The Symphony in E-flat, the first of eight, was completed in 1828. It illustrates Lachner's affinities with Spohr and the strong influence of Schubert. At the same time the instruction of Sechter in counterpoint bears obvious fruit, while one may suspect a touch of the popular Rossini in the finale. The Symphony No. 2 in D Minor was completed in 1820, after Spohr's resignation from the opera at Frankfurt am Main, where he had spent two years with some success. The second of nine completed symphonies, the work is classical in style, lacking the programmatic element that was to form part of his later symphonic idiom. The symphony was written in London and first performed at a concert of the Philharmonic Society on 10 April, an occasion on which, it was once thought, Spohr used the baton for the first time. In fact he had done so in earlier years in Germany, occasionally using a roll of paper or, as was usual, his violin bow.
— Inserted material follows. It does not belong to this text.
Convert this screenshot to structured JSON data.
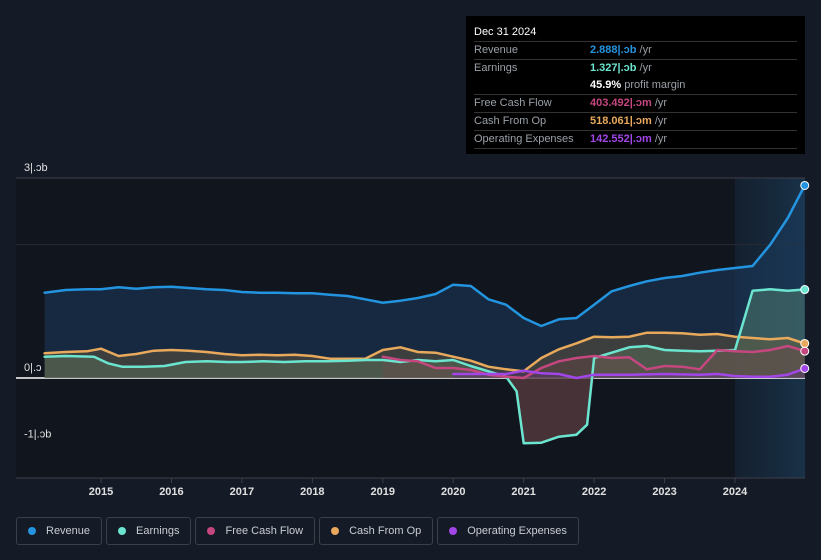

Nevertheless the use of a baton for the first performance of the Symphony in D Minor seems to have marked the beginning of a practice in London that English musicians initially regarded with some alarm, but were to accept happily enough in the interests of ensemble.
The four movements of the D Minor Symphony exemplify the sound craftsmanship that Spohr could command, coupled with a gift for melody, so well-illustrated in the fifteen violin concertos that still form an important element in student repertoire.